'Inferno' coleus looks striking against the lime green of this 'Sidekick' ornamental sweet potato foliage.
  CAES News
Colorful Coleus
It seems the coleus is worth its weight in gold in the landscape this time of the year. They offer a persevering performance and flaming color during the hottest part of the summer, which puts it among the best buys for your gardening dollar.
Blood lily flowers are comprised of large, 6-inch umbels, or softball-sized globes, borne on stalks about 12 to 18 inches tall. Each sphere has dozens of red florets with yellow stamens. This creates one of the showiest floral displays in the plant world. CAES News
Blood Lily
The African blood lily is known botanically as Scadoxus multiflorus. It is in the Amaryllis family and is indeed native to South Africa. A lot of literature suggests it is perennial only for zones 9 to 11, but it is not hard to find long-term trials where it survives in zone 7b with great winter drainage.
Split bark, or vertical cracks along the lower tree stem of young trees, most commonly occurs on thin-barked trees like this plum tree. Large cracks can become long-term open wounds that are more susceptible to wood-boring insects, fungal diseases and wood decay. CAES News
Split Bark
Split bark, or vertical cracks along the lower tree stem of young trees, most commonly occurs on thin-barked trees such as dogwood, elm, maple, cherry, apple, peach and plum trees.
'Inferno' coleus looks striking against the lime green of this 'Sidekick' ornamental sweet potato foliage.
  CAES News
'Inferno' Coleus
There is an ‘Inferno’ of color this spring coming from a coleus that racked up quite a number of perfect scorecards. ‘Inferno’ hasn’t been out long, but already it has heads turning, especially when you consider that it was total perfection in University of Georgia, University of Tennessee and Michigan State University trials.
Fuzzy deutzia flowers are star shaped, lightly fragrant and bring an assortment of pollinators.

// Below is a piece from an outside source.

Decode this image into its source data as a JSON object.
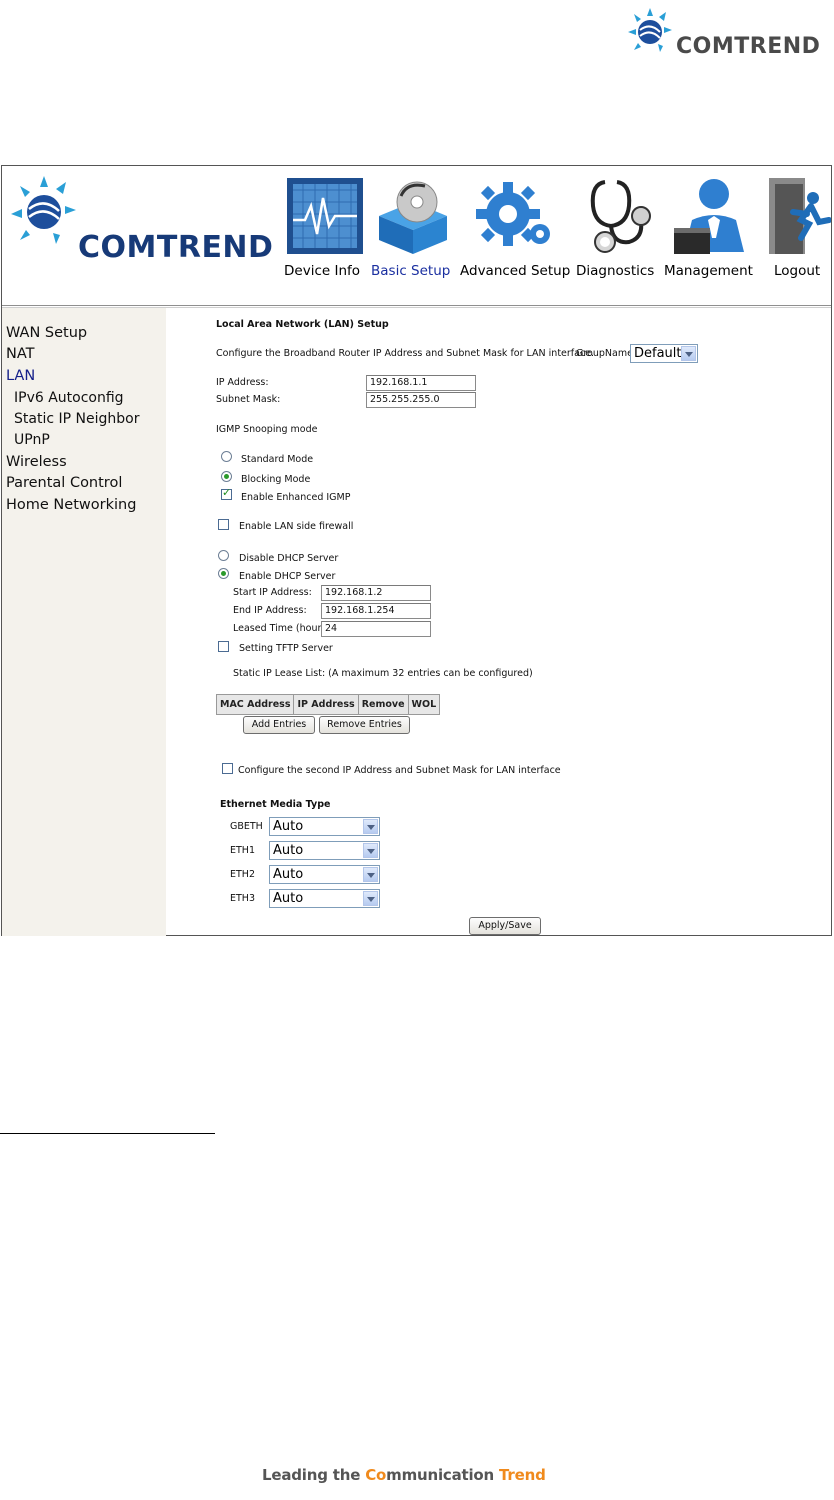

CAES News
Fuzzy Deutzia
My friend Gerald Klingaman, retired horticulturist with the University of Arkansas, uses the term "deutzia renaissance" for the new love surrounding this fuzzy heirloom that has been around for ages. If you haven’t discovered the old-fashioned fuzzy deutzia, then make it a high priority.
Lady's slipper orchids are found in five genera. Paphiopedilum lady's slipper orchids are among the easiest to grow for the novice gardener. CAES News
Lady's Slipper Orchids
The beauty of lady's slipper orchids, coupled with what seems to be an unending array of colors, shapes and textures, make them an addicting group of plants for a potential collector.
Freeze-Damaged Landscapes
Georgians have gotten through another late winter freeze. Now it’s time to figure out which plants were damaged in the home landscape.
Henbit - weed often found in turfgrass lawns CAES News
Winter Gardening
Remember, the best time to plant new trees and shrubs is in the fall or early winter. As far as pruning goes, the ideal time to prune fruit trees, landscape trees and shrubs is in late winter prior to bud break. It’s still too early to fertilize trees, shrubs and dormant lawns, like bermudagrass. Pre-emergent herbicides should be applied to lawns before annual weeds start to germinate.
Orange Storm is a doubled-flowered quince that's cold hardy from zones 5 through 9 and are deer resistant. CAES News
Double Take Storm
Double Take Storm flowering quinces have the most shocking blooms you ever imagined. Three selections from the Mountain Horticultural Crops Research and Extension Center are ‘Scarlet Storm,’ ‘Pink Storm’ and ‘Orange Storm.’ They are all double flowered and will cause you to first think of a camellia. With a group of three that now fall under a series called Double Take, you will most likely find Double Take ‘Scarlet Storm.’